Are there differences between a killer who, say, uses a gun and one who uses poison?
Well, shootings are a lot more common and can be done in a fury of anger or fear. Poisoners— with their emphasis on research, on plotting, and their apparent belief that this is a game—approach murder differently. There’s a mistaken belief that most poisoners are women. In fact, if you look at the justice department statistics, about 60 percent of poisoners are male. But if you look at homicide by gun, it’s more like 90 percent male. And that seems to tell you that a greater number of poisoners are women than in other types of homicide.
Are murders by poison ever preventable?
Mostly because poisoners make mistakes. For instance, that woman who put foxglove leaves in a salad got the dose wrong. Her husband got sick but he didn’t die.
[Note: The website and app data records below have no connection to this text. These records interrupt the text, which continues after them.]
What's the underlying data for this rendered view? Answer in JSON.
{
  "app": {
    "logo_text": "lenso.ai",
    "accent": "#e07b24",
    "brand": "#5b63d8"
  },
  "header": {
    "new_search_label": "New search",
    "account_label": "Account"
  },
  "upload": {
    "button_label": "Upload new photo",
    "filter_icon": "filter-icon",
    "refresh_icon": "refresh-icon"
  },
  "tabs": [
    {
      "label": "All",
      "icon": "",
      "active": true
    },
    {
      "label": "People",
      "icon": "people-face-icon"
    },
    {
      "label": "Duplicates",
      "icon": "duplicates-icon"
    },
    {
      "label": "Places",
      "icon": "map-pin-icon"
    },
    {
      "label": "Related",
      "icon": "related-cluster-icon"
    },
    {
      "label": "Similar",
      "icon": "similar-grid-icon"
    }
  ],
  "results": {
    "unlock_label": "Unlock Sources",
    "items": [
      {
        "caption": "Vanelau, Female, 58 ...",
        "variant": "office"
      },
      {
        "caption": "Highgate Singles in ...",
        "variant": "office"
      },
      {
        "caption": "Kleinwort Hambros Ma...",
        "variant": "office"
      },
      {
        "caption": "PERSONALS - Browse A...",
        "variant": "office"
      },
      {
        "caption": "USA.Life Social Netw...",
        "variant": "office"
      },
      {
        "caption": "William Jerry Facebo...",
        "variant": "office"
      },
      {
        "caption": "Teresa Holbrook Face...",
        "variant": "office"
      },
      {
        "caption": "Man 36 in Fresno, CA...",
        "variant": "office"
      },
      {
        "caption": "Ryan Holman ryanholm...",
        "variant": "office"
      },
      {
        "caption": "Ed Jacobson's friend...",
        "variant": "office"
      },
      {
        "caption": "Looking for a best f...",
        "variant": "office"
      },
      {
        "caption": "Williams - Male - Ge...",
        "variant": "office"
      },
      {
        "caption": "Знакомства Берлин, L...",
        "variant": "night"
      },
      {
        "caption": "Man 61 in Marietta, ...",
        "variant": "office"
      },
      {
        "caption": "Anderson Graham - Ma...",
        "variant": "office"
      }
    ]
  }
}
Or sometimes would-be killers brag to their friends who then call the police. In that sense they’re not so different from other kinds of killers.
Finally, has the Poisoner’s Handbook, both the PBS film and your book, helped the general public to better understand the science of poisons?
I hope so. When I wrote the book, I had this idea that if I wove some of the science of poison through a story of murder and detection and Agatha Christie-era New York, I could show readers that this was both wonderfully wicked and fascinating chemistry. It’s one of my favorite parts of the story. And I thought American Experience did a great job of bringing all of that to life in the film. It was so much fun to watch.